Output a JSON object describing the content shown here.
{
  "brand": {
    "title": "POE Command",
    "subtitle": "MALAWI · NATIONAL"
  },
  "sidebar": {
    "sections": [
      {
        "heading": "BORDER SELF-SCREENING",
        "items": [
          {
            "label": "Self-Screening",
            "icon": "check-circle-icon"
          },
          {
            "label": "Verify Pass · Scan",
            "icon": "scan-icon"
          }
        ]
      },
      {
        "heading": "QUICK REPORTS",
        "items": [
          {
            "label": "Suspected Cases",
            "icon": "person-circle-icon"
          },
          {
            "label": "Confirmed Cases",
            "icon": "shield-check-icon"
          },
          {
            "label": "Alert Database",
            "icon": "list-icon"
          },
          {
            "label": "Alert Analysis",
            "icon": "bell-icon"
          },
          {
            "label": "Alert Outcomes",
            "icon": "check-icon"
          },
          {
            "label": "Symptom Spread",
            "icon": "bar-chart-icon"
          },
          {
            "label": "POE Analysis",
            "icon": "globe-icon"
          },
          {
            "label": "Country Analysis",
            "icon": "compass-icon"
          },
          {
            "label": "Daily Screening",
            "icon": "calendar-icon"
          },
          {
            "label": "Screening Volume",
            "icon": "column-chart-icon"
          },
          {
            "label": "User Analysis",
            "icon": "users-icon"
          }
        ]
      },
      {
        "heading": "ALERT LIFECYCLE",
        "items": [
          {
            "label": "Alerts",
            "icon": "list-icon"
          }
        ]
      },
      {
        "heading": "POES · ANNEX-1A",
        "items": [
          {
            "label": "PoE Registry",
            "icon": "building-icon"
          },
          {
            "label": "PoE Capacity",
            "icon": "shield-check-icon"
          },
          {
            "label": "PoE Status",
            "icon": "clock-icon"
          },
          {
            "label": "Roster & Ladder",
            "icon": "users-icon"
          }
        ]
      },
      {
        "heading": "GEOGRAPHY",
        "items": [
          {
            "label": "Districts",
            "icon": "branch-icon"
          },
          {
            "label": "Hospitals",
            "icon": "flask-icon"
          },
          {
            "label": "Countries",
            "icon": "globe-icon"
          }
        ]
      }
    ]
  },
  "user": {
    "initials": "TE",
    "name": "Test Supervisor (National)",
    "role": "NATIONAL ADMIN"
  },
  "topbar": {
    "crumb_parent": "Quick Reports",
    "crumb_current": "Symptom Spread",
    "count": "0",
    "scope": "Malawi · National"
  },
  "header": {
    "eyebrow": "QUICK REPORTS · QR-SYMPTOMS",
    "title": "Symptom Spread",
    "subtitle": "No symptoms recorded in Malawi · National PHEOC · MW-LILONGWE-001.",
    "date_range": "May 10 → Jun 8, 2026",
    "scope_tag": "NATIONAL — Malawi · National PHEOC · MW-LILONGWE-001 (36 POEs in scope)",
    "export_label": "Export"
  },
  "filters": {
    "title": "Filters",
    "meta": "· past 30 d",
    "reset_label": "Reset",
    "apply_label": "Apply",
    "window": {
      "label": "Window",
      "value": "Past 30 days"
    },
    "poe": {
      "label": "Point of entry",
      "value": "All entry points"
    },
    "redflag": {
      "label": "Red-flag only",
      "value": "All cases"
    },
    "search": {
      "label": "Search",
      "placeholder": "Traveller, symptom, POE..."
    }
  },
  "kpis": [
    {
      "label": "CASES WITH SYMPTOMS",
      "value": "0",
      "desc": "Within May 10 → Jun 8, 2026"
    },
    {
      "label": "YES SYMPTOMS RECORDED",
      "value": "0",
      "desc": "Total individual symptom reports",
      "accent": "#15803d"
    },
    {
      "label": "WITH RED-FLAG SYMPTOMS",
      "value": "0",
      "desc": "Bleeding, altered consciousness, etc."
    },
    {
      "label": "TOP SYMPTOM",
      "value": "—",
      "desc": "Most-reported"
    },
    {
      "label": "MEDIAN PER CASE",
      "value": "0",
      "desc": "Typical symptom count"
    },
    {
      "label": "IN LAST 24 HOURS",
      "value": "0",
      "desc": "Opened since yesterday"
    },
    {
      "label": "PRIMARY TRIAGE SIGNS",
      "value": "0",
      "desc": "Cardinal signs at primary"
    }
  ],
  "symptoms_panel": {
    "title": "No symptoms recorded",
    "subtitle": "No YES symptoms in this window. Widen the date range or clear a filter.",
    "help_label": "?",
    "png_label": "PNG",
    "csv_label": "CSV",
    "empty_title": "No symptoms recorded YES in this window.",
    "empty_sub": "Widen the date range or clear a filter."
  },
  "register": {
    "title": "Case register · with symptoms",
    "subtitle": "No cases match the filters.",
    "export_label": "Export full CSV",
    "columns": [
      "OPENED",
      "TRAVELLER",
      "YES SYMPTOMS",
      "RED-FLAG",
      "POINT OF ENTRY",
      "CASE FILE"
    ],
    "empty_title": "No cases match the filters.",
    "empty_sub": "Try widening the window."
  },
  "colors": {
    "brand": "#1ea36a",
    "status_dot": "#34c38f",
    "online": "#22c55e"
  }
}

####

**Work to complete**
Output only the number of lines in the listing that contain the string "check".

**Solution below**
4